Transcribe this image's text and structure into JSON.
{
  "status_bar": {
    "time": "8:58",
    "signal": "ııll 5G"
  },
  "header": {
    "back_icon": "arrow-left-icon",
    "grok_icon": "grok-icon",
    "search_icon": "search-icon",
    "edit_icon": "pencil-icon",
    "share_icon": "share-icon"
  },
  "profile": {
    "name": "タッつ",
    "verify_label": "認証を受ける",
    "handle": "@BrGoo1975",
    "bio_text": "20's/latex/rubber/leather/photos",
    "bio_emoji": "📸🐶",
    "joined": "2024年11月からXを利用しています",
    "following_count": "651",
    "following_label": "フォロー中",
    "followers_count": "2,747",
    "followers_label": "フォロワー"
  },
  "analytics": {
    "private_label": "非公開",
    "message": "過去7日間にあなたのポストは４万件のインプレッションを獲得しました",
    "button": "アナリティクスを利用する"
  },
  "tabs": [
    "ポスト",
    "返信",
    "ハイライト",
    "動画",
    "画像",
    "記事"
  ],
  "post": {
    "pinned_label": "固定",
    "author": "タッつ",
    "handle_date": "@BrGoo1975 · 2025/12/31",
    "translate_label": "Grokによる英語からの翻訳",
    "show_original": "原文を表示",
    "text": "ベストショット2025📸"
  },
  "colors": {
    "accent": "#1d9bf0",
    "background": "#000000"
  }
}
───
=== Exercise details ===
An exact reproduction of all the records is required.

=== Exercise output ===
Transcribe this image's text and structure into JSON.
{
  "status_bar": {
    "time": "8:58",
    "signal": "ııll 5G"
  },
  "header": {
    "back_icon": "arrow-left-icon",
    "grok_icon": "grok-icon",
    "search_icon": "search-icon",
    "edit_icon": "pencil-icon",
    "share_icon": "share-icon"
  },
  "profile": {
    "name": "タッつ",
    "verify_label": "認証を受ける",
    "handle": "@BrGoo1975",
    "bio_text": "20's/latex/rubber/leather/photos",
    "bio_emoji": "📸🐶",
    "joined": "2024年11月からXを利用しています",
    "following_count": "651",
    "following_label": "フォロー中",
    "followers_count": "2,747",
    "followers_label": "フォロワー"
  },
  "analytics": {
    "private_label": "非公開",
    "message": "過去7日間にあなたのポストは４万件のインプレッションを獲得しました",
    "button": "アナリティクスを利用する"
  },
  "tabs": [
    "ポスト",
    "返信",
    "ハイライト",
    "動画",
    "画像",
    "記事"
  ],
  "post": {
    "pinned_label": "固定",
    "author": "タッつ",
    "handle_date": "@BrGoo1975 · 2025/12/31",
    "translate_label": "Grokによる英語からの翻訳",
    "show_original": "原文を表示",
    "text": "ベストショット2025📸"
  },
  "colors": {
    "accent": "#1d9bf0",
    "background": "#000000"
  }
}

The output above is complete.